- In Goodness Gracious Me, the Indian film director Ranjit Say, whose films are all about two people playing draughts, is a parody of Sandip Ray, whose first film was The Chess Players.
- Comedy duo Hudson And Landry had a few skits with impressions of celebrities, like Groucho Marx and W.C. Fields.
- Several of Phil Hendrie's radio characters are admittedly based on celebrities; the borderline-pedophile James McQuarters, for instance, is based on Anthony Hopkins' performance in The Bounty, and Pastor William Rennick is quite obviously Al Sharpton.
- Two Radio 4 comedy series by Sue Limb are about No Celebrities Were Harmed versions of famous writer's groups: the Lake Poets in The Wordsmiths at Gorsemere and the Bloomsbury Set in Gloomsbury.
- Two characters in Don Joyce's The Firesign Theater - type presentations on Negativland's avant-garde weekly KPFA radio happening Over the Edge were Doug Piddle and Peter Diddle, presenters of "The Piddle Diddle Report", based on NBC's ''The Huntley-Brinkley Report." Joyce's growly Doug Piddle voice is a fairly good take on Huntley's.
- Scion April Fools' Day supplement Scion: Extras features Sci, a Scion of the Japanese pantheon, best known for internet meme "Scion Style", riffing on PSY and Gangnam Style. Lyrics for "Scion Style" are provided. Meanwhile, Irish Scion Jack Caricature, a game developer who herds cats, is a good-natured spoof of then-current Scion 2e developer Joe Carriker.
- In Werewolf: The Apocalypse, White Wolf spoof themselves with Pentex subsidiary Black Dog Game Factory. In "Subsidiaries: A Guide to Pentex", they extended the parody to the rest of the tabletop RPG industry at the time.
- Psionics: The Next Stage in Human Evolution features a character named Lucky Wacker. If you are a fan of The World/Inferno Friendship Society, you'll probably notice that Lucky Wacker is basically psionic Jack Terricloth. He even looks like him.
- The Banishers sourcebook for Mage: The Awakening includes John Maverick, an obscenely wealthy, boyishly handsome, self-loathingly closeted bisexual actor who has become an earnest spokesperson of a cult. Any resemblance to Tom Cruise and the Church of Happyology is, of course, coincidental.
- Duke Rollo of Aberrant is basically Hunter S. Thompson, with his name being a riff on Thompson's alter-ego Raoul Duke.

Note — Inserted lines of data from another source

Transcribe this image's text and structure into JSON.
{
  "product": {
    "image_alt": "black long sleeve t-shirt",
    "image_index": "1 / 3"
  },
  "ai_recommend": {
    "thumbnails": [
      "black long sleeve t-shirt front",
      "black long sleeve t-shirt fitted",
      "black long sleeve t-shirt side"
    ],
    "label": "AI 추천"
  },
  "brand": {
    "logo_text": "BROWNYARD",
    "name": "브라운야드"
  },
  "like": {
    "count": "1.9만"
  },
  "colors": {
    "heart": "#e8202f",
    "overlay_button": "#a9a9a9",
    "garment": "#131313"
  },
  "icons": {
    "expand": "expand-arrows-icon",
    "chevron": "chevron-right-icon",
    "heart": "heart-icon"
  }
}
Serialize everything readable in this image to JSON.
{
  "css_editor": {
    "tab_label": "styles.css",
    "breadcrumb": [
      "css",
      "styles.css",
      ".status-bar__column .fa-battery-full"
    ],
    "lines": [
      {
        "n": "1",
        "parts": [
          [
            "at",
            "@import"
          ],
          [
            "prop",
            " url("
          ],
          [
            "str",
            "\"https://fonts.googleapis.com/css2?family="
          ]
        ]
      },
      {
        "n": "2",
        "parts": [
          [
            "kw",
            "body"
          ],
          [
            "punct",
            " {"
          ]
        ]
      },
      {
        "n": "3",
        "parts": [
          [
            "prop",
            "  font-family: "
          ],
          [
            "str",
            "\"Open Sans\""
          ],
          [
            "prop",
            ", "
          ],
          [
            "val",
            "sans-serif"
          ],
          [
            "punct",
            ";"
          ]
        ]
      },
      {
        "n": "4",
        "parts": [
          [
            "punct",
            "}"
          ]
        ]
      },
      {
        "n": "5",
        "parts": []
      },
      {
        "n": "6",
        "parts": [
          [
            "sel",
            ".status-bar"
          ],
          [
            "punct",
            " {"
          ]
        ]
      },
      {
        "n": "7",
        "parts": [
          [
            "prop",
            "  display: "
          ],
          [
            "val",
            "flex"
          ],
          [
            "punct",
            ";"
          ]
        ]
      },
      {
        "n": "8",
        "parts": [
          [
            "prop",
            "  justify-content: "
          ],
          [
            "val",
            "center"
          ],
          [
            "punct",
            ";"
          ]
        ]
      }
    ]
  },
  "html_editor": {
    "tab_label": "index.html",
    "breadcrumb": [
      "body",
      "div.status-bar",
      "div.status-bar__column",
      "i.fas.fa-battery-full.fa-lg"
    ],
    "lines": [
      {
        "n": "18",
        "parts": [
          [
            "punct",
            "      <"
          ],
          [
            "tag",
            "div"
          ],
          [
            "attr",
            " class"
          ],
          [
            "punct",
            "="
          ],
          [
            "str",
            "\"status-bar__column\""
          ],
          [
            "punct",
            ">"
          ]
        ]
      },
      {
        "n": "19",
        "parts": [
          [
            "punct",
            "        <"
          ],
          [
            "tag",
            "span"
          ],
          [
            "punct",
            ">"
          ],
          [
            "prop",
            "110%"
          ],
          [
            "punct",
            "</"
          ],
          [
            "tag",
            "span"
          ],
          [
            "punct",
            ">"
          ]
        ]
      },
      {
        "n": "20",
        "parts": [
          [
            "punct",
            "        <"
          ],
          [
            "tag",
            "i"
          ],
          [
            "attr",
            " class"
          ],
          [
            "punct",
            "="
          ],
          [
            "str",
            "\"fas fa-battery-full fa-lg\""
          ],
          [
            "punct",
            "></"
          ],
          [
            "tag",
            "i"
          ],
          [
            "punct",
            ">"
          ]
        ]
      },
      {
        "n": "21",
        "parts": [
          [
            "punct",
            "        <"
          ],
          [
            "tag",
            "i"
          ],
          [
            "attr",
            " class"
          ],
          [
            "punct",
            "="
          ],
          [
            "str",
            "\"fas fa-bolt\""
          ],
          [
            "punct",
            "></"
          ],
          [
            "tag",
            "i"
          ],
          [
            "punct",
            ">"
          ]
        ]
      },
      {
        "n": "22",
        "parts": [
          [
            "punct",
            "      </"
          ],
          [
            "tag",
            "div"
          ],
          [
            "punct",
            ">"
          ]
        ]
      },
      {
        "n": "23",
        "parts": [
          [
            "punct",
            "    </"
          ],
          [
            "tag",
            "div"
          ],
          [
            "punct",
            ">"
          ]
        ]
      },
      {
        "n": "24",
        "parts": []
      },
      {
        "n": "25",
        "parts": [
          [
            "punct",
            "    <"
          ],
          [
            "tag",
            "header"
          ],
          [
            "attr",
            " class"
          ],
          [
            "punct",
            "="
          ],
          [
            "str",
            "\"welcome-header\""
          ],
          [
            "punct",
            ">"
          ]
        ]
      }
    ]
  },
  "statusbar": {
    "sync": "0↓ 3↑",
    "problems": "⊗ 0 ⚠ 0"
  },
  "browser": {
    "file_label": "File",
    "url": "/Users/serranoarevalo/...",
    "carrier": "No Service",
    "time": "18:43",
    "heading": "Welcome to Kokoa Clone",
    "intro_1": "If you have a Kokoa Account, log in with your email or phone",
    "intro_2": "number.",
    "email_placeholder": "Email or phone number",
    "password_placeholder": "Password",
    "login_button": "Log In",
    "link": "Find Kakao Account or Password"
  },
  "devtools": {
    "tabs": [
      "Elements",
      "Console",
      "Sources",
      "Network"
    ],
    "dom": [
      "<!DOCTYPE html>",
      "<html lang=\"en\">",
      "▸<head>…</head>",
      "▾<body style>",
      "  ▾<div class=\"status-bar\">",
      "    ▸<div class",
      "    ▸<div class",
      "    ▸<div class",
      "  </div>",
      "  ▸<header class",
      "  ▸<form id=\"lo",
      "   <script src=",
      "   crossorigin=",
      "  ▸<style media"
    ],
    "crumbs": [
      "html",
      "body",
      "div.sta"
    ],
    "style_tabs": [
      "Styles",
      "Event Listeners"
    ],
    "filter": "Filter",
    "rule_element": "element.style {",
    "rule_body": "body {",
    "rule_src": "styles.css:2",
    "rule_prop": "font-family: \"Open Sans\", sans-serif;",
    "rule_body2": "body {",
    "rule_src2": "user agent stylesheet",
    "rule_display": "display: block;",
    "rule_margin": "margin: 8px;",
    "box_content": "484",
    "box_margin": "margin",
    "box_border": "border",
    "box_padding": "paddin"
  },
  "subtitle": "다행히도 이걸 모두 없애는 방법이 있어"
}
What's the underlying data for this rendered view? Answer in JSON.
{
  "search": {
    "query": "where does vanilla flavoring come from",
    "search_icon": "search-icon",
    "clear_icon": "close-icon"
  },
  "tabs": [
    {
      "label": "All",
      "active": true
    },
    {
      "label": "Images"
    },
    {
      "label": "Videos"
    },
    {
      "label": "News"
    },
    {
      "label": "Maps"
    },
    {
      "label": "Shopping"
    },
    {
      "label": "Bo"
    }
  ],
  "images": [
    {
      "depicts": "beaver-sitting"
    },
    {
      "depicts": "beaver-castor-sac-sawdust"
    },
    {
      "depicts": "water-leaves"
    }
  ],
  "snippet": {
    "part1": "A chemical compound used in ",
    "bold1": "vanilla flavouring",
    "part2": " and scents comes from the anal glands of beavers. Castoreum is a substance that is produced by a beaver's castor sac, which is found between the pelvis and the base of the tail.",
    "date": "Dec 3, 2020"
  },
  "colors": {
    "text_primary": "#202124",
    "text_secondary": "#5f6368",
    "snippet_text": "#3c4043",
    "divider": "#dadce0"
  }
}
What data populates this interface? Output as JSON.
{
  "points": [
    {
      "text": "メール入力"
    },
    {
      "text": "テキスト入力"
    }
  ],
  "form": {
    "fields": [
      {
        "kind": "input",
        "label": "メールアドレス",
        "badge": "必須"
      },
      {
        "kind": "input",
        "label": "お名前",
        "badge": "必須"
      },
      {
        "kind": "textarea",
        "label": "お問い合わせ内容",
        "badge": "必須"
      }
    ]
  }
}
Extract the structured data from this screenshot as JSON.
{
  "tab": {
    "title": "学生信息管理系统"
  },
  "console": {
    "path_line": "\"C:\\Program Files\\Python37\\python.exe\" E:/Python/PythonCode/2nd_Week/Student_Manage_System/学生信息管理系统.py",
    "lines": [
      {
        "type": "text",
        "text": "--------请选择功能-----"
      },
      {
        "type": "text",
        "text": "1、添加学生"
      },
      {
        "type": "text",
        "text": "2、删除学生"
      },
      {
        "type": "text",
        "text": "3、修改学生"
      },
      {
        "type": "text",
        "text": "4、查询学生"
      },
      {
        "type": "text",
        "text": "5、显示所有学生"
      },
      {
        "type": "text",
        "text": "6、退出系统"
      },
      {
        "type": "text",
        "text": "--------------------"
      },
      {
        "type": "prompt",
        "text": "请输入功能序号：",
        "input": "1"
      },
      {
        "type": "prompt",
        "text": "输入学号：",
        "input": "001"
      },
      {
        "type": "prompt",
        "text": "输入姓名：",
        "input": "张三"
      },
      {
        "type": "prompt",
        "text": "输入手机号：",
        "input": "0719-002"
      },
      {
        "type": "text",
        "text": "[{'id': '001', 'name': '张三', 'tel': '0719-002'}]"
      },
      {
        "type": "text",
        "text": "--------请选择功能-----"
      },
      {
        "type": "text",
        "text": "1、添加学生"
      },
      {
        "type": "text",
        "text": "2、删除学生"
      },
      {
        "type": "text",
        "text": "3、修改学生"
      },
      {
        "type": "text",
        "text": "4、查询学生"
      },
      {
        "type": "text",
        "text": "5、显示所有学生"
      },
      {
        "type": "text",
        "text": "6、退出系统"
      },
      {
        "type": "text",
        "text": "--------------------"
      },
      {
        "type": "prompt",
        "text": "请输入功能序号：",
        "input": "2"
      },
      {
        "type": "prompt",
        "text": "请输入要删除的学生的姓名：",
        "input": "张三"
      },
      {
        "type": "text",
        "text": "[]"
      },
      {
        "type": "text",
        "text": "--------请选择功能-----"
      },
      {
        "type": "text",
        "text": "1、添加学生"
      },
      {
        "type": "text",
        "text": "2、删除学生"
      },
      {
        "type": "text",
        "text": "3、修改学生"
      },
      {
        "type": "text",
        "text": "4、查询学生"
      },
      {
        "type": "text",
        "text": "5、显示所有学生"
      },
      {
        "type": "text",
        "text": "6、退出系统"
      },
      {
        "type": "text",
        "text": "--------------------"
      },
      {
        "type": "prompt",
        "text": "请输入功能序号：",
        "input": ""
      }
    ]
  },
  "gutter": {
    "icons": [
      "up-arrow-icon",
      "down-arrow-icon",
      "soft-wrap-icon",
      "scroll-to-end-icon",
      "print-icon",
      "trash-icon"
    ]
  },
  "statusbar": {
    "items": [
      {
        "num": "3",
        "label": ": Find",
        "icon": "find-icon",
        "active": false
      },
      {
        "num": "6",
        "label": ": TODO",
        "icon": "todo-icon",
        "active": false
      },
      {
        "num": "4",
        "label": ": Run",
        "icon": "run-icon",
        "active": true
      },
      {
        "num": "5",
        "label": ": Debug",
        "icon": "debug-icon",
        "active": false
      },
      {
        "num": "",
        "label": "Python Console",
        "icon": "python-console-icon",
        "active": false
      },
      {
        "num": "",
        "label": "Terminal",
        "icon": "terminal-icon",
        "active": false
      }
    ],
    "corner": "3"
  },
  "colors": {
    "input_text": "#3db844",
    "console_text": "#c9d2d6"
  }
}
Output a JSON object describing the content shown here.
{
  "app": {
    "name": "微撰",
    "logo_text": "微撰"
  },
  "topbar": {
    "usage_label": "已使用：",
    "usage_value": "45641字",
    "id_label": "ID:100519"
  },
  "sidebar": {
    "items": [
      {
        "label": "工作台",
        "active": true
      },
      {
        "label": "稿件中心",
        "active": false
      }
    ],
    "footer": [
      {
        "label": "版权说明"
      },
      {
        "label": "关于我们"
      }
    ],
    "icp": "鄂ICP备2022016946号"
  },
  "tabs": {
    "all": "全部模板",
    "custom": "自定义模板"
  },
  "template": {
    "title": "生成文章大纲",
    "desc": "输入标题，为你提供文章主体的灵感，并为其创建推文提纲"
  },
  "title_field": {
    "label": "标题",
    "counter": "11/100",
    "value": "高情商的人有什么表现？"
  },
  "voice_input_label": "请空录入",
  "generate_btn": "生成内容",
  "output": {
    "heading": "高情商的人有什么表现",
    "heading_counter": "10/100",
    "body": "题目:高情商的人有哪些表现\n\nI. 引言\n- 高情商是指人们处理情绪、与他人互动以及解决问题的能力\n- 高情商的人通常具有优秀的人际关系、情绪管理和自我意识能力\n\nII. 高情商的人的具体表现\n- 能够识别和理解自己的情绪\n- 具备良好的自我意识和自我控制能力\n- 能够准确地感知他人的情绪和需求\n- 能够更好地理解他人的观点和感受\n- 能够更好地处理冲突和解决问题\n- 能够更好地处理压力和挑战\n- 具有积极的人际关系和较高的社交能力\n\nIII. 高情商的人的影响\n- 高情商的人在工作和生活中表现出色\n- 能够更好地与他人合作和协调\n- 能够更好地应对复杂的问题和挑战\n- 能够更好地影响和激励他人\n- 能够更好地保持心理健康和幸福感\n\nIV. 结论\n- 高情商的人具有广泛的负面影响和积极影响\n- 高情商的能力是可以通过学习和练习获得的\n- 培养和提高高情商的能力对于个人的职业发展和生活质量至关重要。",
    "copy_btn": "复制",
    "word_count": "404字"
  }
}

- Warhammer 40,000 has Sly Marbo, a One-Man Army for the Catachan Devils, who is at his best fighting in jungles and is of course in no way shape or form related to John Rambo or Sylvester Stallone◊.
- If they were notable figures of the mid-Seventies, odds are they appear in Damnation Decade under an outrageous name and with an equally outrageous twist on their role in history.
- Jakks Pacific's SLUG Zombies featured characters based on Neal Armstrong, Mr. T, Michael Jordan, Andre Agassi, Colonel Sanders, Chuck Norris, Elvis, Bruce Lee, Bob Marley, and Larry, Moe and Curly. Plus, future releases were planned to include Axl Rose, Shaun White, Ben Franklin, Charles Bronson, Amelia Earhart, and Donald Trump.